Smoking causes one in 10 deaths worldwide: Study
India, Pakistan and Panama are the three countries that have implemented a large number of tobacco control policies over the last ten years.
The Global Burden of Disease (GBD) report was published in April 2017 in medical journal The Lancet.
The report indicates that smoking caused one in ten deaths worldwide in 2015. It also stated that half of these deaths occurred in just four countries, which are China, India, the United States and Russia.
Key highlights of the Global Burden of Disease report
• The 10 countries with the largest number of smokers in 2015 were China, India, Indonesia, U.S., Russia, Bangladesh, Japan, Brazil, Germany and the Philippines.
• In 2015, about 6.4 million deaths worldwide were caused by smoking and 52.2 per cent of them took place in China, India, U.S. and Russia.
• China, India, and Indonesia, the three leading countries with male smokers, accounted for 51.4 per cent of the world’s male smokers in 2015.
• India holds 11.2 per cent of the world’s total smokers.
• Deaths attributable to smoking increased by 4.7 per cent in 2015 from the figures in 1990.
• Smoking was rated as a bigger burden on health, moving from the third to the second highest cause of disability.
• The U.S., China and India, the leading three countries in total number of female smokers, accounted for 27.3 per cent of the world’s female smokers.
• The study also warns that the war against tobacco is far from won.
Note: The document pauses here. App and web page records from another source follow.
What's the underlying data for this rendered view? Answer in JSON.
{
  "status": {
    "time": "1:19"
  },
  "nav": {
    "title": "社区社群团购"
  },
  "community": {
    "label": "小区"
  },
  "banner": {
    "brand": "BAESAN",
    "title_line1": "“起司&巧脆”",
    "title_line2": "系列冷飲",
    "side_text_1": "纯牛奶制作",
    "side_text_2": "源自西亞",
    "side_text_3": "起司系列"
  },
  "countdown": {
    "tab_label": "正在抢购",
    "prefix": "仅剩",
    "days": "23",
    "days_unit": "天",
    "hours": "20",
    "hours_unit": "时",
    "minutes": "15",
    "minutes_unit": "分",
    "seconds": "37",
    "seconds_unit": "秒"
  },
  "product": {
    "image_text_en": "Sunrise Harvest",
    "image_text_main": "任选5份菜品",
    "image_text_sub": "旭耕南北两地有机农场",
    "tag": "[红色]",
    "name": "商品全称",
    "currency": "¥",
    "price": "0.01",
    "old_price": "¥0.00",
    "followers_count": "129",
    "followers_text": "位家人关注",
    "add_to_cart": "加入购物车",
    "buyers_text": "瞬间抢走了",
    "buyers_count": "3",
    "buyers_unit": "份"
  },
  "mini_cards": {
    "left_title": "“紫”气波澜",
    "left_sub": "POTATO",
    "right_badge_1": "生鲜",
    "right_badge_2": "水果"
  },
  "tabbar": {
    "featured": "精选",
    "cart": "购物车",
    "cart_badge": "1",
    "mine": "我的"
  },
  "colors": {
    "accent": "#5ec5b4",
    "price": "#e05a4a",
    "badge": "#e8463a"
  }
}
The report goes on to argue that despite implementation of the WHO Framework Convention on Tobacco Control (FCTC) in 2005, policy makers need to make renewed and sustained efforts to tackle it.
• Population growth has led to an increase in the overall number of smokers from 870.4 million in 1990 to 933.1 million in 2015.
• India, Pakistan and Panama are the three countries that have implemented a large number of tobacco control policies over the last ten years.
• The FCTC is necessary and vital for creating policy environment for more effective tobacco control worldwide but is not enough to fully address each country’s tobacco-control needs.